This historical aspect of the story is by far its strongest one. Particularly interesting was Anna’s struggles to become a deep-sea diver. History books and wartime anecdotes would have you believe that industries, particularly those involving manual labor, welcomed women with open arms to fill the voids left by the men going overseas to fight. Ms. Egan shows that this is not true. The hatred Anna faces as well as the scorn, doubt, and general prejudice she experiences just to be able to put on the diving suit is disturbing. Yet, on some levels, the misogyny surrounding her decision to dive is not surprising in the least. While it is nice to think that Rosie the Riveter, and the women who answered the call of that advertisement, faced no issues, we just have to look to today’s society to realize the likelihood of that having actually happened is nil. Anna’s story in that regard is just one more in a long line of gender bias and prejudice women continue to experience today.

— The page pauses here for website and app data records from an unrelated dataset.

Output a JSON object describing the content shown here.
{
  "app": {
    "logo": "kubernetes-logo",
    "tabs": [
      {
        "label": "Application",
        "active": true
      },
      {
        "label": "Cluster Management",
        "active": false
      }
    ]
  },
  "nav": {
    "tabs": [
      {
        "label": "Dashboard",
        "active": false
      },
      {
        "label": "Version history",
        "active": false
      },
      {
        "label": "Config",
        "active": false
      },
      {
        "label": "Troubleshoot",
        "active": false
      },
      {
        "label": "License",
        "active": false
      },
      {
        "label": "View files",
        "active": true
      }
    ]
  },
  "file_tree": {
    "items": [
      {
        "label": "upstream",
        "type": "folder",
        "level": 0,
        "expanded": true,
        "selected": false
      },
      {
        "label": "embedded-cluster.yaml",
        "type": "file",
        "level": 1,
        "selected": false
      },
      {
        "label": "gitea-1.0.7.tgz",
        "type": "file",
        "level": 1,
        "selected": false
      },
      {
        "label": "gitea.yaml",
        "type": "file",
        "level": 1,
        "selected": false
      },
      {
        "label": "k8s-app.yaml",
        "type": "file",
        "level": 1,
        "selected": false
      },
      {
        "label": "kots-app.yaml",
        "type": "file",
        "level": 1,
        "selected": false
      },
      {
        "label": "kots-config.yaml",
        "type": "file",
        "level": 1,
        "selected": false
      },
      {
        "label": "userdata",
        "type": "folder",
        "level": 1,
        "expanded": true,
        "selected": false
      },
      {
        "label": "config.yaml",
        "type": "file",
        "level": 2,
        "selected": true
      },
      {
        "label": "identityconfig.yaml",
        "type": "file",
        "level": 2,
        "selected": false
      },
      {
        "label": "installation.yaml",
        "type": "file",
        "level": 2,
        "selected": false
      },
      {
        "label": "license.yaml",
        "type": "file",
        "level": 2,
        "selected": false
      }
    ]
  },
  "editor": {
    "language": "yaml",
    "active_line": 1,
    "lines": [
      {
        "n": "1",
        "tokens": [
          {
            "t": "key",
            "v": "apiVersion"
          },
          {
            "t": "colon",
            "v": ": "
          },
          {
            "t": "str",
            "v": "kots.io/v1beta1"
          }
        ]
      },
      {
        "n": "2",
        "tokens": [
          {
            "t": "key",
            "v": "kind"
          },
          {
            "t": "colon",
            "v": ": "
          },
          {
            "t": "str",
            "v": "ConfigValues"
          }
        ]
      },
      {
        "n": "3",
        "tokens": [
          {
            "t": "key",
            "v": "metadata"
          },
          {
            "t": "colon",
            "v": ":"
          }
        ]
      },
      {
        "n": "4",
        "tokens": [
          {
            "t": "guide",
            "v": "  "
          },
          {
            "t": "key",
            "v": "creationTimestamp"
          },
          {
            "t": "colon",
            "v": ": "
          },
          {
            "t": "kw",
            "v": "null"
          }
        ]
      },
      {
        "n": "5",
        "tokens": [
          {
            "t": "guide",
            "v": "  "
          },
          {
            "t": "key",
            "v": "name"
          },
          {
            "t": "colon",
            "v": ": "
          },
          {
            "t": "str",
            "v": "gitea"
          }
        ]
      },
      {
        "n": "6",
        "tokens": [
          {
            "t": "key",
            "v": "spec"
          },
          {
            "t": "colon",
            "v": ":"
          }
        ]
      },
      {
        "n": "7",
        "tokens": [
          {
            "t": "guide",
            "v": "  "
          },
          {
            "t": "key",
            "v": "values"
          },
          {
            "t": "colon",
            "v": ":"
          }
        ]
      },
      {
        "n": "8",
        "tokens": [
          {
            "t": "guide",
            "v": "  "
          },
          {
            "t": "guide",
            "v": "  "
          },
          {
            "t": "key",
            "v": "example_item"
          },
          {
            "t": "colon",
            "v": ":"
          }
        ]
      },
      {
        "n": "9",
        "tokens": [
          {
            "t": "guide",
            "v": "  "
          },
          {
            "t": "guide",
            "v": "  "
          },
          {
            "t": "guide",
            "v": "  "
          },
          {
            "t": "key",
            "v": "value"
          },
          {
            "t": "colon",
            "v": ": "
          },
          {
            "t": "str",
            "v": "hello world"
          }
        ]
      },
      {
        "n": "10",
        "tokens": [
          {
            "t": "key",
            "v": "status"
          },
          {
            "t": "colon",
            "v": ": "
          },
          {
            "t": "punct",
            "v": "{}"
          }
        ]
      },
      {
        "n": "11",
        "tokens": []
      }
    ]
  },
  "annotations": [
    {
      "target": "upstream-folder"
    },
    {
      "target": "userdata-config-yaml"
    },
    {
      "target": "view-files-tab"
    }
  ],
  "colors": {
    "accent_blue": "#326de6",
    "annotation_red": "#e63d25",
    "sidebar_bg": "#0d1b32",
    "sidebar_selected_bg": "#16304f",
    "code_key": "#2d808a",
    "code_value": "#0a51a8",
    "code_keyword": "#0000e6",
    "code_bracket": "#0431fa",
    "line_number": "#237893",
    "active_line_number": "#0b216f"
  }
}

The second part of Anna’s story, that of her personal life, also provides historical context that educates and intrigues. As with the idealized impression of women in blue-collar manual labor roles, I never thought that the idea of a single woman living alone in the 1940s was scandalous behavior. After all, there have been women-only boarding houses in existence for decades by this point in history. In my mind, the same would seem to hold true with going out without a chaperone. However, Anna’s experiences burst this idyllic bubble of mine just as it did with Rosie the Riveter. Yet, while society may still see women as fragile and in need of protection, Anna’s story shows how the war slowly changes this attitude. Ms. Egan, through Anna, provides a clearer picture of just what it meant to be an unmarried woman during World War II.
Even though the story revolves around Anna, Ms. Egan uses multiple viewpoints to round out her story. These character point-of-views fill in the gaps that Anna will never learn and help answer mysteries to which Anna will never obtain the answers. While Ms. Egan could have told the story strictly through Anna’s eyes, the multiple perspectives afford the reader the opportunity to garner the whole truth, particularly around Anna’s missing father, while allowing Anna to remain ignorant of the truth, something that feels essential to her character. In essence, they leave readers with no unanswered questions and better insight to what was occurring behind Anna’s back while remaining true to all of the characters and the story.
While I enjoyed reading Manhattan Beach, finding it intriguing and educational, I can see why others are struggling to finish it. It is not a complicated plot, and there is very little action. Without the historical context, it would indeed be boring; if the history doesn’t interest you, then it is boring. Nothing is much of a surprise, and while we get to know Anna very well, she does not develop much as a character. For me, the history and the mystery of the father’s disappearance, no matter how predictable, were enough to overshadow the predictability and to pique my interest. Whether it will be enough for you is up to your individual tastes in stories.